People who fire a warning shot instead of shooting someone would not be charged with aggravated assault and go to prison under legislation moving quickly though the state Legislature.
Supporters say the change is needed because some prosecutors don't understand the "stand your ground" legislation.
Marissa Alexander fired a shot that she claims was to scare off an abusive ex-husband. She got 20 years but she's being retried. Lee Wollard is in the same predicament, turning down probation because he didn't think he'd done anything wrong.
"We owe a duty to people like that to protect those who don't belong in prison until 2028 because they threatened use of force," said Rep Katie Edwards, D-Miami.
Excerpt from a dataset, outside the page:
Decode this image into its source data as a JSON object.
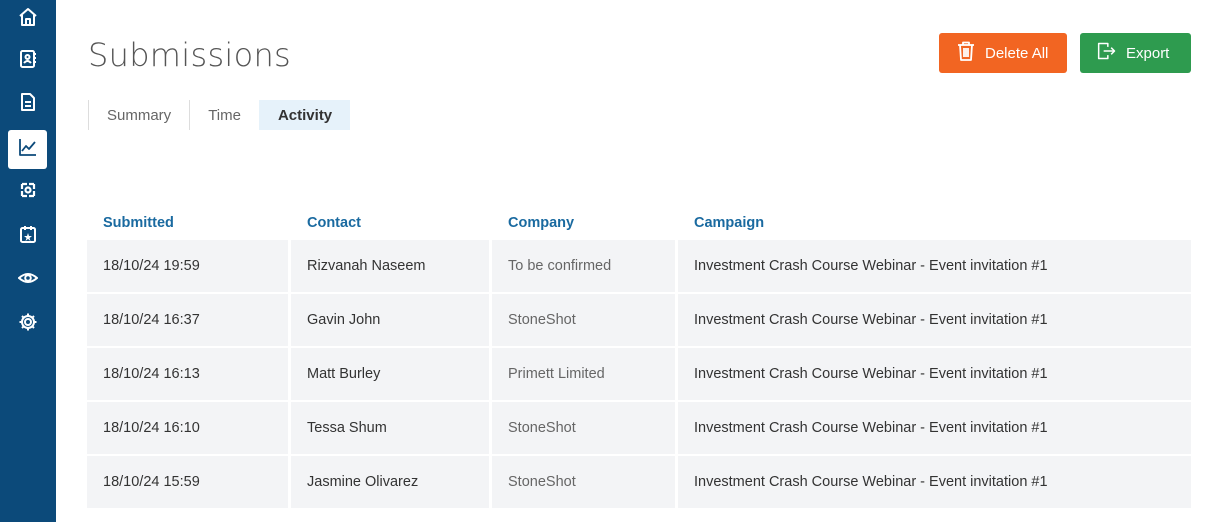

Legislation moving quickly at the Capitol clarifies "stand your ground." Many believe the law is already clear, but Marion Hammer of the National Rifle Association said a change is needed because some prosecutors, including the one who prosecuted Alexander, are misusing the law.
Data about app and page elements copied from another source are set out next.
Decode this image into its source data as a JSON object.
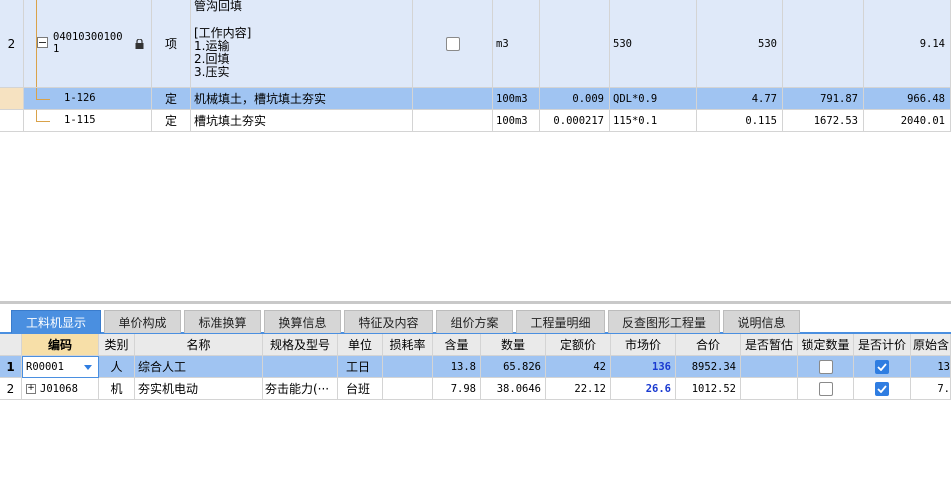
{
  "top_grid": {
    "rows": [
      {
        "index": "2",
        "code_line1": "04010300100",
        "code_line2": "1",
        "type": "项",
        "name_title": "管沟回填",
        "name_work_header": "[工作内容]",
        "name_work_items": [
          "1.运输",
          "2.回填",
          "3.压实"
        ],
        "unit": "m3",
        "qty_expr": "530",
        "qty": "530",
        "total": "9.14"
      },
      {
        "code": "1-126",
        "ellipsis": "···",
        "type": "定",
        "name": "机械填土，槽坑填土夯实",
        "unit": "100m3",
        "content": "0.009",
        "qty_expr": "QDL*0.9",
        "qty": "4.77",
        "unit_price": "791.87",
        "total": "966.48"
      },
      {
        "code": "1-115",
        "type": "定",
        "name": "槽坑填土夯实",
        "unit": "100m3",
        "content": "0.000217",
        "qty_expr": "115*0.1",
        "qty": "0.115",
        "unit_price": "1672.53",
        "total": "2040.01"
      }
    ]
  },
  "tabs": [
    "工料机显示",
    "单价构成",
    "标准换算",
    "换算信息",
    "特征及内容",
    "组价方案",
    "工程量明细",
    "反查图形工程量",
    "说明信息"
  ],
  "bottom_grid": {
    "headers": [
      "编码",
      "类别",
      "名称",
      "规格及型号",
      "单位",
      "损耗率",
      "含量",
      "数量",
      "定额价",
      "市场价",
      "合价",
      "是否暂估",
      "锁定数量",
      "是否计价",
      "原始含"
    ],
    "rows": [
      {
        "index": "1",
        "code": "R00001",
        "category": "人",
        "name": "综合人工",
        "spec": "",
        "unit": "工日",
        "loss": "",
        "content": "13.8",
        "qty": "65.826",
        "quota_price": "42",
        "market_price": "136",
        "total": "8952.34",
        "orig_content": "13"
      },
      {
        "index": "2",
        "code": "J01068",
        "expand": "+",
        "category": "机",
        "name": "夯实机电动",
        "spec": "夯击能力(···",
        "unit": "台班",
        "loss": "",
        "content": "7.98",
        "qty": "38.0646",
        "quota_price": "22.12",
        "market_price": "26.6",
        "total": "1012.52",
        "orig_content": "7."
      }
    ]
  },
  "colors": {
    "selected_row": "#a0c4f2",
    "main_row": "#dfe9f9",
    "active_tab": "#4a8fe0",
    "header_highlight": "#f7dfa8",
    "checked": "#2f7de1",
    "market_price_text": "#1a3ad0"
  }
}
"If you actually shoot an attacker, the law protects you. But if you merely threaten to shoot an attacker, some prosecutors try to put you in prison," said Hammer.
But the legislation will do nothing for those people who are already serving prison time, only those going forward.
Prosecutors have reservations about the bill and sheriffs spent the week working against the change.
"I don't think you can safely shoot a warning shot in the city of Miami, or Jacksonville, or Tampa or St. Pete," said Polk County Sheriff Grady Judd.
But pawn shop owner and gun shop dealer Mark Folmar said no one wants to shoot to kill if there's an alternative.
"I think anything that you could do short of shooting somebody is better than shooting somebody," said Folmar.
The legislation could be one of the first bills debated by the state House. The legislation encourages those already in prison to request clemency from the governor.